Jay Shafer, the mastermind behind Tumbleweed, designs houses that you can buy as plans or as a kit that you assemble on site. Ranging from 150 sf to 600 sf, his little houses make the most efficient use of space. While one might think of these houses as a weekend getaway or a part time cottage, bear in mind that Shafer himself lives in one of his creations that's only 100 sf. (One of his house designs is a 40 sf trailer.)
His work inspires me. When I see these gems of house plans, it makes me think of architect and author of The Not So Big House, Sarah Susanka. In her book, she described the fantastic house plans that she and her designer husband shopped around to get a loan to build it. Designed for the way they truly lived, it really made the best of every square foot and put more cost into good design and details than into gross square footage. Their bank turned them down for a loan. The reason? Their house plans showed no formal dining room. This was explained to Susanka when she spoke to the bank manager. But like a really good architect, she got the manager to talk about his own house, which had him eventually confessing that every party his family had managed to wind up in the kitchen around the breakfast bar while the large, formal dining room was simply a place to hold food and beverages. Same thing for meals with the family: either in front of the TV or in the breakfast nook by the kitchen. Upon realizing his confession, the bank manager approved Susanka's construction loan.
In many housing lot developments in the Rocky Mountains, especially those located near ski resorts, each lot purchase comes with a minimum required square footage of any domicile built on the lot. Translation: even if your family could spend a week in the mountains in 600 sf, you might be required to build at least twice that amount of space. Now, granted there's some method to this madness, as homes of a certain size tend to cost a certain amount and would then keep the whole development's property values up. And granted, if you can afford a nice piece of mountain real estate, you can afford to build a dry-stack stone-and-timber McMansion with high gables and a high-six to low-seven-figure price tag. But at the same time, this rule requires that people use more natural resources than necessary in order to build structures in which they spend less than a quarter of their time.
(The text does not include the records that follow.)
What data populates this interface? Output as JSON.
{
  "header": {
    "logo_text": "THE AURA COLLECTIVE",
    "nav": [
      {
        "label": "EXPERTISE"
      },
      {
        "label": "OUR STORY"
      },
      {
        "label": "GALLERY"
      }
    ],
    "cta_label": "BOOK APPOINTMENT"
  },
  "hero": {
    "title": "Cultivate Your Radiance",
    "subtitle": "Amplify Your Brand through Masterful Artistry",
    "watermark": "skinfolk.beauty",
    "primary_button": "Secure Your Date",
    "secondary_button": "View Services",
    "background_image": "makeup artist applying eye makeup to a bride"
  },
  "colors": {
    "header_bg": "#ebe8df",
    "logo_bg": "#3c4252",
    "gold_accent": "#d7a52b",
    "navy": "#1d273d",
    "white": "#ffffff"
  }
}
So, some things to think about this weekend as you stroll around your own domicile:
- Think about how much time you spend in what rooms in your house. How much smaller could your own home be if, say, a kitchenette was moved into your den?
- Do you need more space or just less stuff?
- The average home in Tokyo, Japan in 2003 was 710 sf. 30% of those homes are detached housing (meaning not an apartment). Most of the industrialized world lives in smaller homes that the U.S. does. How would you and your family live in that much space?
- Measure the room in your home in which you spend most of your time. Multiply width by length for the area in square feet. You already spend most of your time in that size space. What would make that room work better? A futon instead of a sofa? Shelves above head height for seasonal decorations or things you don't use more often than once a month?